FULTON, JAMES, jp, judge, militia officer, surveyor, and politician; b. 1739 in Belfast, son of John Fulton and Ann Boggs; m. 1 Nov. 1770 Margaret Campbell in Nova Scotia, and they had seven sons and eight daughters; d. 25 Sept. 1826 in Bass River, N.S.
Tradition records that James Fulton immigrated to New England around 1760, one of the thousands of Ulstermen to settle in the Thirteen Colonies since the early 18th century. After working as a surveyor for several years he moved to Nova Scotia, joining the migration of New Englanders drawn north by Governor Charles Lawrence*’s settlement proclamations of 1758 and 1759. Fulton is said to have arrived in Nova Scotia in 1765 and was certainly resident in Londonderry Township by August 1767, when he was appointed a justice of the peace for the district of Colchester. One of the original grantees of the township (then part of Halifax County), he established his home at Bass River. Fulton remained a prominent figure in the local community throughout his life. In addition to his commission as a justice of the peace, he was appointed a judge of the Inferior Court of Common Pleas for the district of Colchester in 1791, and in 1793 was commissioned a captain in the local militia regiment. He also made the first complete survey of Londonderry Township and its small villages.
Fulton’s influential position in the Londonderry area was demonstrated in 1799 by his election to the House of Assembly. He joined with Edward Mortimer* of Pictou and William Cottnam Tonge of Halifax to contest the Halifax County seats previously held by powerful Halifax merchants allied with Lieutenant Governor Sir John Wentworth* and the Council. The chief election issue was the conflict between the interests of the town and those of the country: more precisely, Fulton declared, between the policies of Wentworth’s friends, the “court party,” and measures that would benefit the province as a whole. The “country” candidates ran a well-organized campaign, taking full advantage of their opponents’ mistakes, while local committees, formed before the election had been called, rallied support throughout the constituency. Fulton in fact had been in Halifax when the assembly was dissolved and may have discussed strategy with Tonge at that time. Certainly he worked closely with Mortimer to consolidate support for the “country” ticket.
Their campaign strategy was a success: the “country party” took three of the four county seats. Fulton topped the poll in Onslow Township, where the four “court party” candidates could muster only 90 of the 1,600 votes cast. He placed second to Mortimer in Pictou and finished third of the four candidates elected. His record in the assembly illustrates, however, that cohesive political parties with effective discipline were still far in the future. Despite his close association with Tonge’s opposition party, Fulton frequently voted with those usually considered the lieutenant governor’s friends, even on questions that were a direct challenge to Wentworth’s policies. He attended sessions regularly and served on numerous committees, especially those dealing with the construction of roads and bridges.

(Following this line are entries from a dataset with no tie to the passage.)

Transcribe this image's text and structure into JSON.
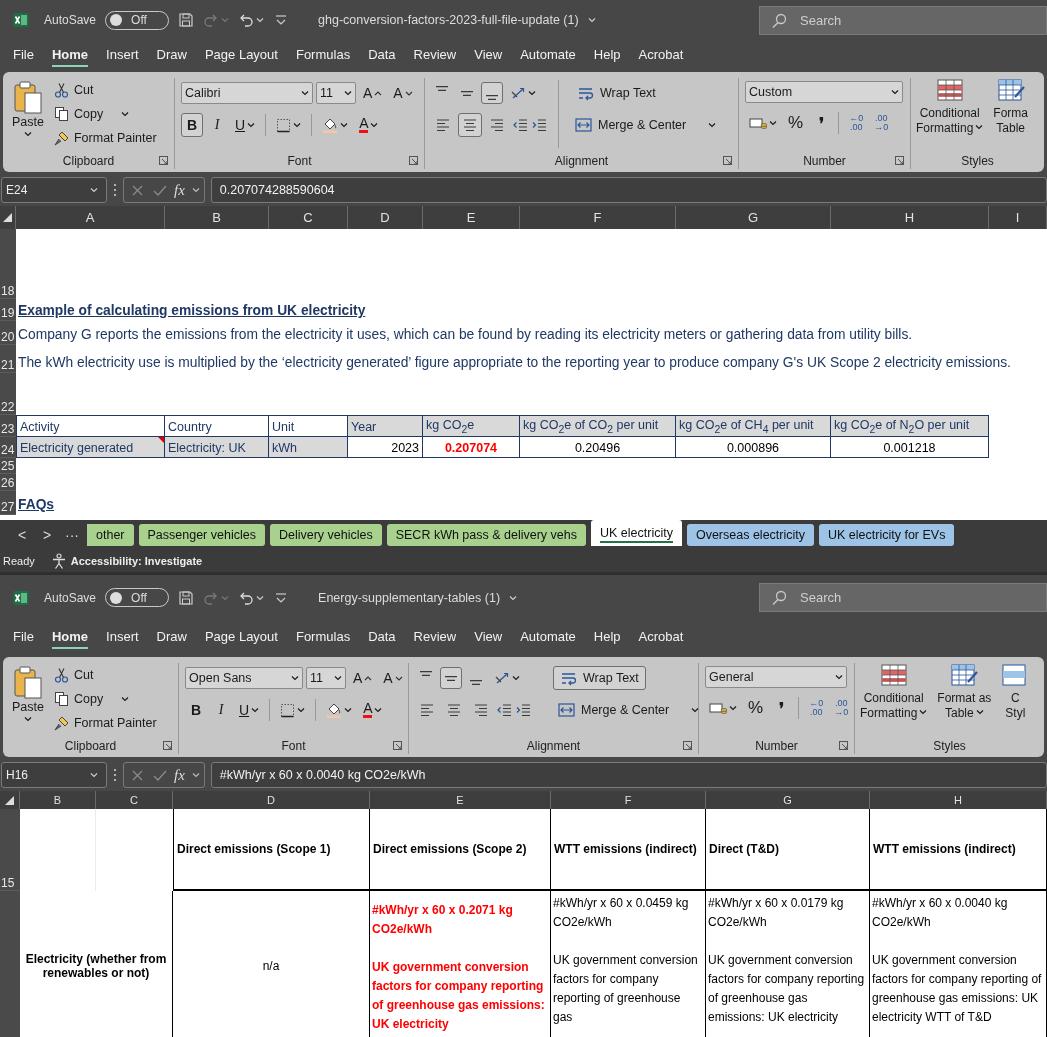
{
  "windows": [
    {
      "autosave": {
        "label": "AutoSave",
        "state": "Off",
        "on": false
      },
      "title": "ghg-conversion-factors-2023-full-file-update (1)",
      "search": {
        "placeholder": "Search"
      },
      "menu": [
        {
          "label": "File",
          "selected": false
        },
        {
          "label": "Home",
          "selected": true
        },
        {
          "label": "Insert",
          "selected": false
        },
        {
          "label": "Draw",
          "selected": false
        },
        {
          "label": "Page Layout",
          "selected": false
        },
        {
          "label": "Formulas",
          "selected": false
        },
        {
          "label": "Data",
          "selected": false
        },
        {
          "label": "Review",
          "selected": false
        },
        {
          "label": "View",
          "selected": false
        },
        {
          "label": "Automate",
          "selected": false
        },
        {
          "label": "Help",
          "selected": false
        },
        {
          "label": "Acrobat",
          "selected": false
        }
      ],
      "ribbon": {
        "clipboard": {
          "label": "Clipboard",
          "paste": "Paste",
          "cut": "Cut",
          "copy": "Copy",
          "format_painter": "Format Painter"
        },
        "font": {
          "label": "Font",
          "name": "Calibri",
          "size": "11",
          "grow": "A",
          "shrink": "A",
          "bold": {
            "text": "B",
            "selected": true
          },
          "italic": "I",
          "underline": "U",
          "font_color": "A"
        },
        "alignment": {
          "label": "Alignment",
          "vertical": [
            {
              "selected": false
            },
            {
              "selected": false
            },
            {
              "selected": true
            }
          ],
          "horizontal": [
            {
              "selected": false
            },
            {
              "selected": true
            },
            {
              "selected": false
            }
          ],
          "wrap_text": {
            "text": "Wrap Text",
            "selected": false
          },
          "merge": "Merge & Center"
        },
        "number": {
          "label": "Number",
          "format": "Custom",
          "percent": "%",
          "comma": "❜",
          "increase_decimal": [
            "←0",
            ".00"
          ],
          "decrease_decimal": [
            ".00",
            "→0"
          ]
        },
        "styles": {
          "label": "Styles",
          "buttons": [
            {
              "kind": "conditional",
              "lines": [
                "Conditional",
                "Formatting"
              ],
              "dropdown": true
            },
            {
              "kind": "table",
              "lines": [
                "Forma",
                "Table"
              ],
              "dropdown": false
            }
          ]
        }
      },
      "formula_bar": {
        "name_box": "E24",
        "function_label": "fx",
        "formula": "0.207074288590604"
      },
      "sheet": {
        "columns": [
          "A",
          "B",
          "C",
          "D",
          "E",
          "F",
          "G",
          "H",
          "I"
        ],
        "rows": [
          {
            "number": "18",
            "kind": "blank"
          },
          {
            "number": "19",
            "kind": "heading",
            "text": "Example of calculating emissions from UK electricity"
          },
          {
            "number": "20",
            "kind": "note",
            "text": "Company G reports the emissions from the electricity it uses, which can be found by reading its electricity meters or gathering data from utility bills."
          },
          {
            "number": "21",
            "kind": "note",
            "text": "The kWh electricity use is multiplied by the ‘electricity generated’ figure appropriate to the reporting year to produce company G's UK Scope 2 electricity emissions."
          },
          {
            "number": "22",
            "kind": "blank"
          },
          {
            "number": "23",
            "kind": "table-header",
            "cells": [
              {
                "text": "Activity",
                "shaded": false
              },
              {
                "text": "Country",
                "shaded": false
              },
              {
                "text": "Unit",
                "shaded": false
              },
              {
                "text": "Year",
                "shaded": true
              },
              {
                "text": "kg CO$_{2}$e",
                "shaded": true
              },
              {
                "text": "kg CO$_{2}$e of CO$_{2}$ per unit",
                "shaded": true
              },
              {
                "text": "kg CO$_{2}$e of CH$_{4}$ per unit",
                "shaded": true
              },
              {
                "text": "kg CO$_{2}$e of N$_{2}$O per unit",
                "shaded": true
              }
            ]
          },
          {
            "number": "24",
            "kind": "table-row",
            "cells": [
              {
                "text": "Electricity generated",
                "kind": "text",
                "shaded": true,
                "comment": true
              },
              {
                "text": "Electricity: UK",
                "kind": "text",
                "shaded": true,
                "comment": false
              },
              {
                "text": "kWh",
                "kind": "text",
                "shaded": true,
                "comment": false
              },
              {
                "text": "2023",
                "kind": "number",
                "shaded": false,
                "comment": false
              },
              {
                "text": "0.207074",
                "kind": "result",
                "shaded": false,
                "comment": false
              },
              {
                "text": "0.20496",
                "kind": "factor",
                "shaded": false,
                "comment": false
              },
              {
                "text": "0.000896",
                "kind": "factor",
                "shaded": false,
                "comment": false
              },
              {
                "text": "0.001218",
                "kind": "factor",
                "shaded": false,
                "comment": false
              }
            ]
          },
          {
            "number": "25",
            "kind": "blank"
          },
          {
            "number": "26",
            "kind": "blank"
          },
          {
            "number": "27",
            "kind": "heading",
            "text": "FAQs"
          }
        ]
      },
      "sheet_tabs": {
        "nav": [
          "<",
          ">",
          "···"
        ],
        "tabs": [
          {
            "label": "other",
            "color": "#a9d18e",
            "selected": false
          },
          {
            "label": "Passenger vehicles",
            "color": "#a9d18e",
            "selected": false
          },
          {
            "label": "Delivery vehicles",
            "color": "#a9d18e",
            "selected": false
          },
          {
            "label": "SECR kWh pass & delivery vehs",
            "color": "#a9d18e",
            "selected": false
          },
          {
            "label": "UK electricity",
            "color": "#217346",
            "selected": true
          },
          {
            "label": "Overseas electricity",
            "color": "#9dc3e6",
            "selected": false
          },
          {
            "label": "UK electricity for EVs",
            "color": "#9dc3e6",
            "selected": false
          }
        ]
      },
      "status_bar": {
        "mode": "Ready",
        "accessibility": "Accessibility: Investigate"
      }
    },
    {
      "autosave": {
        "label": "AutoSave",
        "state": "Off",
        "on": false
      },
      "title": "Energy-supplementary-tables (1)",
      "search": {
        "placeholder": "Search"
      },
      "menu": [
        {
          "label": "File",
          "selected": false
        },
        {
          "label": "Home",
          "selected": true
        },
        {
          "label": "Insert",
          "selected": false
        },
        {
          "label": "Draw",
          "selected": false
        },
        {
          "label": "Page Layout",
          "selected": false
        },
        {
          "label": "Formulas",
          "selected": false
        },
        {
          "label": "Data",
          "selected": false
        },
        {
          "label": "Review",
          "selected": false
        },
        {
          "label": "View",
          "selected": false
        },
        {
          "label": "Automate",
          "selected": false
        },
        {
          "label": "Help",
          "selected": false
        },
        {
          "label": "Acrobat",
          "selected": false
        }
      ],
      "ribbon": {
        "clipboard": {
          "label": "Clipboard",
          "paste": "Paste",
          "cut": "Cut",
          "copy": "Copy",
          "format_painter": "Format Painter"
        },
        "font": {
          "label": "Font",
          "name": "Open Sans",
          "size": "11",
          "grow": "A",
          "shrink": "A",
          "bold": {
            "text": "B",
            "selected": false
          },
          "italic": "I",
          "underline": "U",
          "font_color": "A"
        },
        "alignment": {
          "label": "Alignment",
          "vertical": [
            {
              "selected": false
            },
            {
              "selected": true
            },
            {
              "selected": false
            }
          ],
          "horizontal": [
            {
              "selected": false
            },
            {
              "selected": false
            },
            {
              "selected": false
            }
          ],
          "wrap_text": {
            "text": "Wrap Text",
            "selected": true
          },
          "merge": "Merge & Center"
        },
        "number": {
          "label": "Number",
          "format": "General",
          "percent": "%",
          "comma": "❜",
          "increase_decimal": [
            "←0",
            ".00"
          ],
          "decrease_decimal": [
            ".00",
            "→0"
          ]
        },
        "styles": {
          "label": "Styles",
          "buttons": [
            {
              "kind": "conditional",
              "lines": [
                "Conditional",
                "Formatting"
              ],
              "dropdown": true
            },
            {
              "kind": "table",
              "lines": [
                "Format as",
                "Table"
              ],
              "dropdown": true
            },
            {
              "kind": "cell",
              "lines": [
                "C",
                "Styl"
              ],
              "dropdown": false
            }
          ]
        }
      },
      "formula_bar": {
        "name_box": "H16",
        "function_label": "fx",
        "formula": "#kWh/yr x 60 x 0.0040 kg CO2e/kWh"
      },
      "sheet": {
        "columns": [
          "B",
          "C",
          "D",
          "E",
          "F",
          "G",
          "H"
        ],
        "rows": [
          {
            "number": "15",
            "kind": "column-heads",
            "cells": [
              {
                "text": ""
              },
              {
                "text": ""
              },
              {
                "text": "Direct emissions (Scope 1)"
              },
              {
                "text": "Direct emissions (Scope 2)"
              },
              {
                "text": "WTT emissions (indirect)"
              },
              {
                "text": "Direct (T&D)"
              },
              {
                "text": "WTT emissions (indirect)"
              }
            ]
          },
          {
            "kind": "matrix-row",
            "cells": [
              {
                "kind": "label",
                "paragraphs": [
                  "Electricity (whether from renewables or not)"
                ]
              },
              {
                "text": ""
              },
              {
                "kind": "na",
                "paragraphs": [
                  "n/a"
                ]
              },
              {
                "kind": "highlight",
                "paragraphs": [
                  "#kWh/yr x 60 x 0.2071 kg CO2e/kWh",
                  "UK government conversion factors for company reporting of greenhouse gas emissions: UK electricity"
                ]
              },
              {
                "kind": "plain",
                "paragraphs": [
                  "#kWh/yr x 60 x 0.0459 kg CO2e/kWh",
                  "UK government conversion factors for company reporting of greenhouse gas"
                ]
              },
              {
                "kind": "plain",
                "paragraphs": [
                  "#kWh/yr x 60 x 0.0179 kg CO2e/kWh",
                  "UK government conversion factors for company reporting of greenhouse gas emissions: UK electricity"
                ]
              },
              {
                "kind": "plain",
                "paragraphs": [
                  "#kWh/yr x 60 x 0.0040 kg CO2e/kWh",
                  "UK government conversion factors for company reporting of greenhouse gas emissions: UK electricity WTT of T&D"
                ]
              }
            ]
          }
        ]
      }
    }
  ]
}
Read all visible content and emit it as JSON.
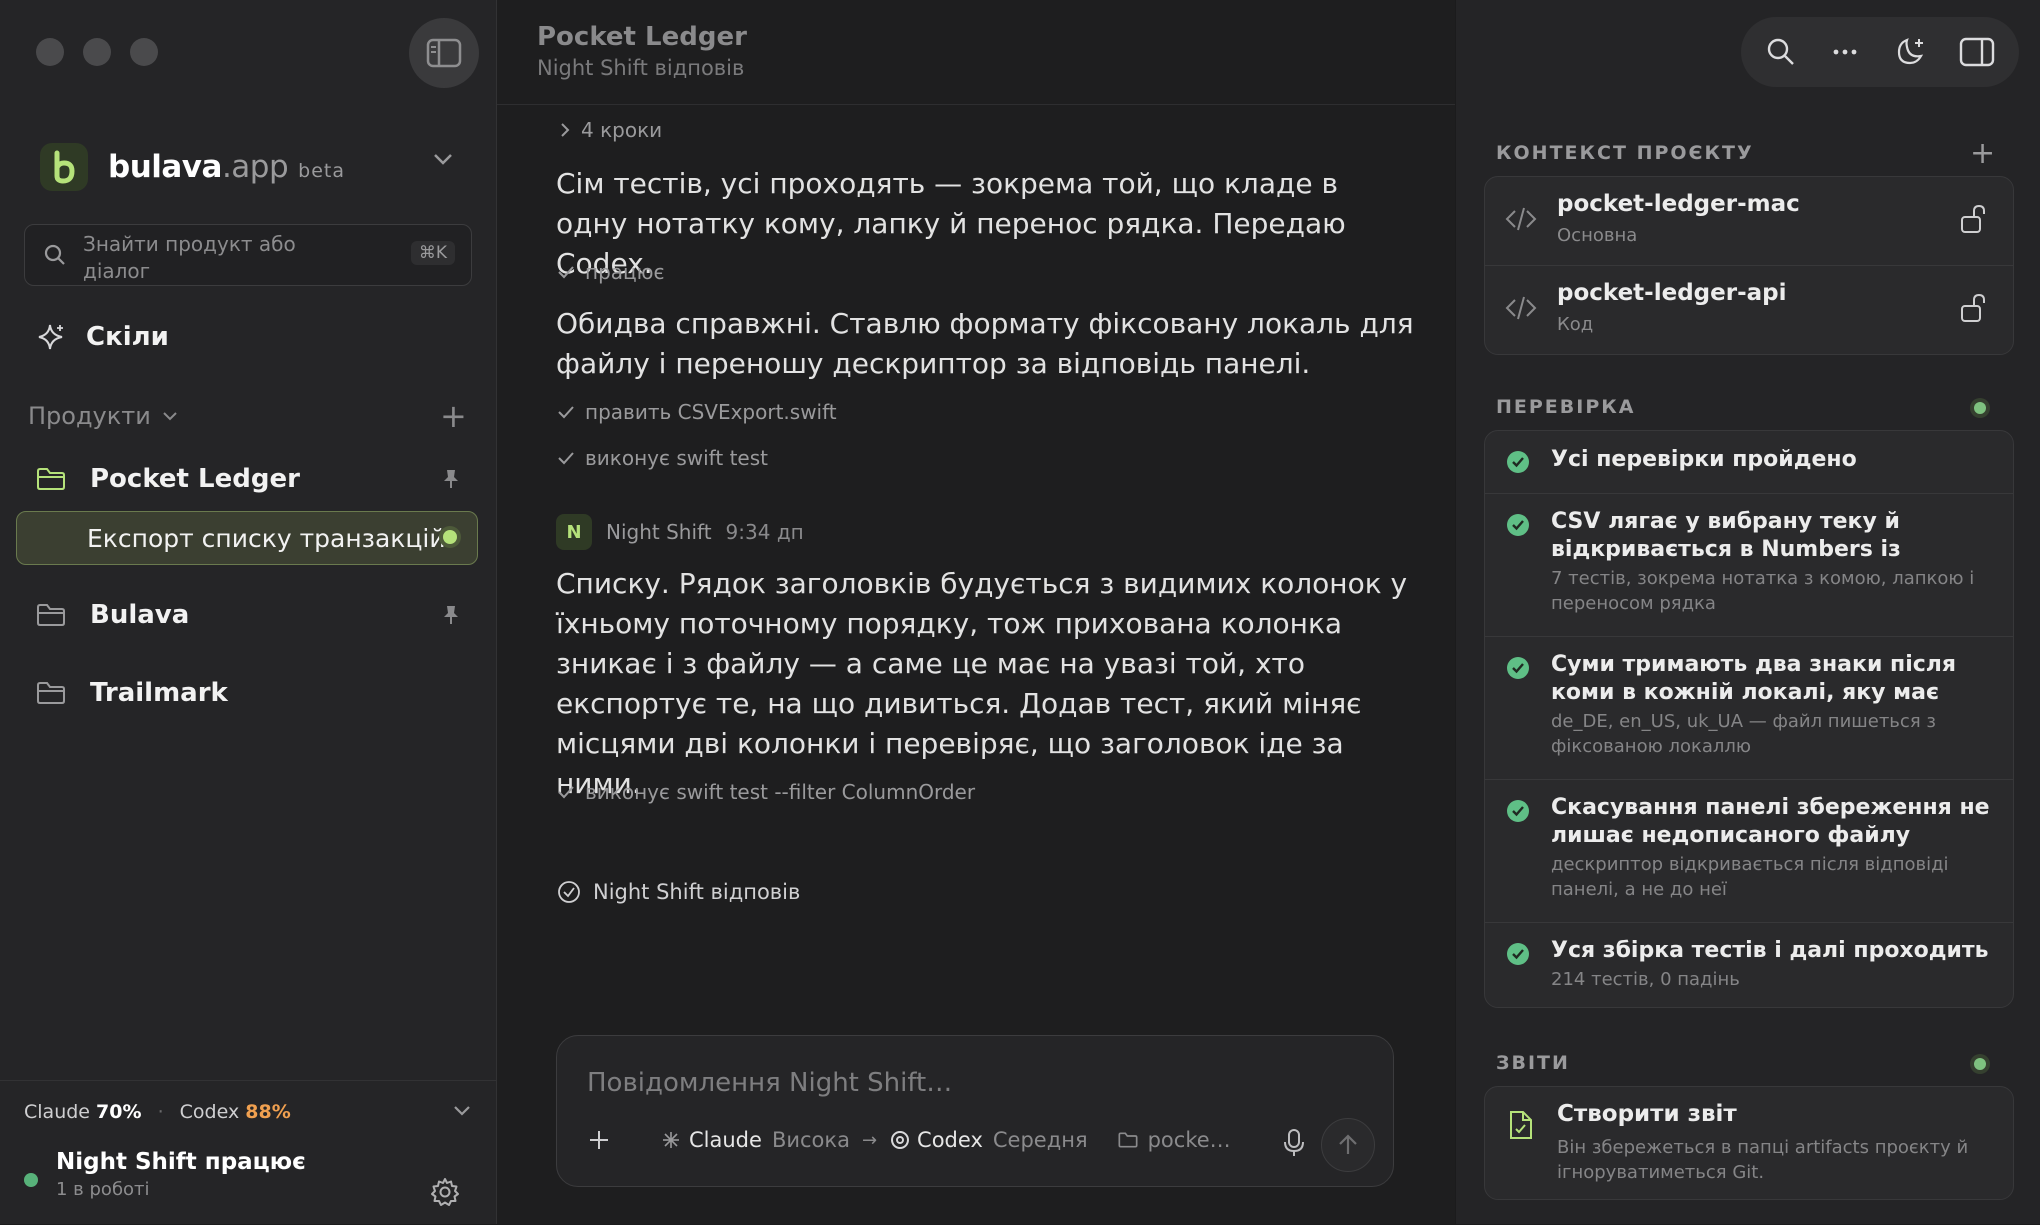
{
  "window": {
    "title": "Pocket Ledger",
    "subtitle": "Night Shift відповів"
  },
  "brand": {
    "name": "bulava",
    "tld": ".app",
    "tag": "beta"
  },
  "search": {
    "placeholder": "Знайти продукт або діалог",
    "shortcut": "⌘K"
  },
  "sidebar": {
    "skills_label": "Скіли",
    "products_label": "Продукти",
    "projects": [
      {
        "name": "Pocket Ledger",
        "pinned": true
      },
      {
        "name": "Bulava",
        "pinned": true
      },
      {
        "name": "Trailmark",
        "pinned": false
      }
    ],
    "active_chat": "Експорт списку транзакцій"
  },
  "usage": {
    "claude_label": "Claude",
    "claude_value": "70%",
    "sep": "·",
    "codex_label": "Codex",
    "codex_value": "88%"
  },
  "status": {
    "title": "Night Shift працює",
    "subtitle": "1 в роботі"
  },
  "conversation": {
    "steps_label": "4 кроки",
    "paragraph1": "Сім тестів, усі проходять — зокрема той, що кладе в одну нотатку кому, лапку й перенос рядка. Передаю Codex.",
    "action1": "працює",
    "paragraph2": "Обидва справжні. Ставлю формату фіксовану локаль для файлу і переношу дескриптор за відповідь панелі.",
    "action2": "править CSVExport.swift",
    "action3": "виконує swift test",
    "author_initial": "N",
    "author_name": "Night Shift",
    "author_time": "9:34 дп",
    "paragraph3": "Списку. Рядок заголовків будується з видимих колонок у їхньому поточному порядку, тож прихована колонка зникає і з файлу — а саме це має на увазі той, хто експортує те, на що дивиться. Додав тест, який міняє місцями дві колонки і перевіряє, що заголовок іде за ними.",
    "action4": "виконує swift test --filter ColumnOrder",
    "done_label": "Night Shift відповів"
  },
  "composer": {
    "placeholder": "Повідомлення Night Shift…",
    "model1": "Claude",
    "model1_level": "Висока",
    "arrow": "→",
    "model2": "Codex",
    "model2_level": "Середня",
    "folder": "pocke…"
  },
  "context": {
    "heading": "КОНТЕКСТ ПРОЄКТУ",
    "repos": [
      {
        "name": "pocket-ledger-mac",
        "role": "Основна"
      },
      {
        "name": "pocket-ledger-api",
        "role": "Код"
      }
    ]
  },
  "checks": {
    "heading": "ПЕРЕВІРКА",
    "items": [
      {
        "title": "Усі перевірки пройдено",
        "desc": ""
      },
      {
        "title": "CSV лягає у вибрану теку й відкривається в Numbers із цілими колонками",
        "desc": "7 тестів, зокрема нотатка з комою, лапкою і переносом рядка"
      },
      {
        "title": "Суми тримають два знаки після коми в кожній локалі, яку має застосунок",
        "desc": "de_DE, en_US, uk_UA — файл пишеться з фіксованою локаллю"
      },
      {
        "title": "Скасування панелі збереження не лишає недописаного файлу",
        "desc": "дескриптор відкривається після відповіді панелі, а не до неї"
      },
      {
        "title": "Уся збірка тестів і далі проходить",
        "desc": "214 тестів, 0 падінь"
      }
    ]
  },
  "reports": {
    "heading": "ЗВІТИ",
    "title": "Створити звіт",
    "desc": "Він збережеться в папці artifacts проєкту й ігноруватиметься Git."
  },
  "colors": {
    "accent": "#b5e27a",
    "success": "#5fbf86",
    "orange": "#f0a050"
  }
}
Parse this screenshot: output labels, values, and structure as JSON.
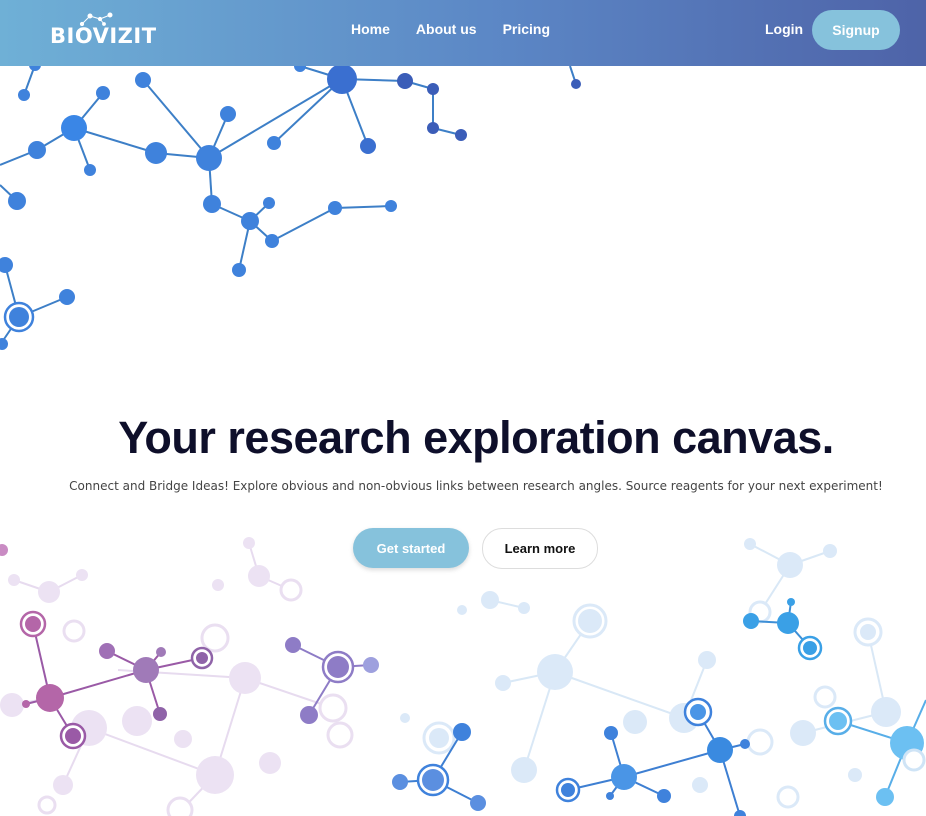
{
  "brand": {
    "logo_text": "BIOVIZIT"
  },
  "nav": {
    "links": [
      {
        "label": "Home"
      },
      {
        "label": "About us"
      },
      {
        "label": "Pricing"
      }
    ],
    "login": "Login",
    "signup": "Signup"
  },
  "hero": {
    "title": "Your research exploration canvas.",
    "subtitle": "Connect and Bridge Ideas! Explore obvious and non-obvious links between research angles. Source reagents for your next experiment!",
    "primary_button": "Get started",
    "secondary_button": "Learn more"
  },
  "colors": {
    "nav_gradient_start": "#6fb0d6",
    "nav_gradient_end": "#4e63a8",
    "button_accent": "#86c2dc",
    "title_color": "#0e0f2a"
  }
}
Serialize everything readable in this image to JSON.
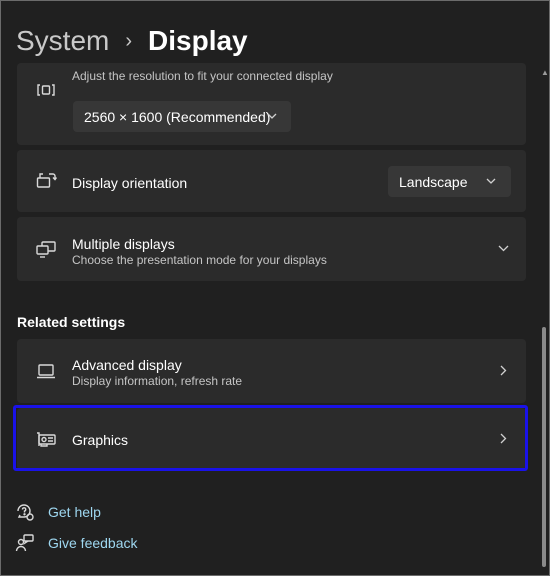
{
  "breadcrumb": {
    "parent": "System",
    "separator": "›",
    "current": "Display"
  },
  "resolution": {
    "description": "Adjust the resolution to fit your connected display",
    "value": "2560 × 1600 (Recommended)"
  },
  "orientation": {
    "label": "Display orientation",
    "value": "Landscape"
  },
  "multiple_displays": {
    "label": "Multiple displays",
    "description": "Choose the presentation mode for your displays"
  },
  "related": {
    "title": "Related settings",
    "advanced_display": {
      "label": "Advanced display",
      "description": "Display information, refresh rate"
    },
    "graphics": {
      "label": "Graphics"
    }
  },
  "links": {
    "get_help": "Get help",
    "give_feedback": "Give feedback"
  },
  "colors": {
    "background": "#202020",
    "card": "#2b2b2b",
    "link": "#9ed7f0",
    "highlight": "#1a12e8"
  }
}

Fulton does not appear to have run in the 1806 election. He spent the remainder of his life in Bass River, a prosperous farmer and respected local official.
PANS, RG 1, 167, 169. UCC-M, James MacGregor papers, letters LXXIX–LXXXV. N.S., House of Assembly, Journal and proc., 1800–6. Colonial Patriot (Pictou, N.S.), 6 Nov. 1830. The Fulton family of Atlantic Canada; sponsored by the Fulton Family Associates (Truro, N.S., 1979). Thomas Miller, Historical and genealogical record of the first settlers of Colchester County . . . (Halifax, 1873; repr. Belleville, Ont., 1972).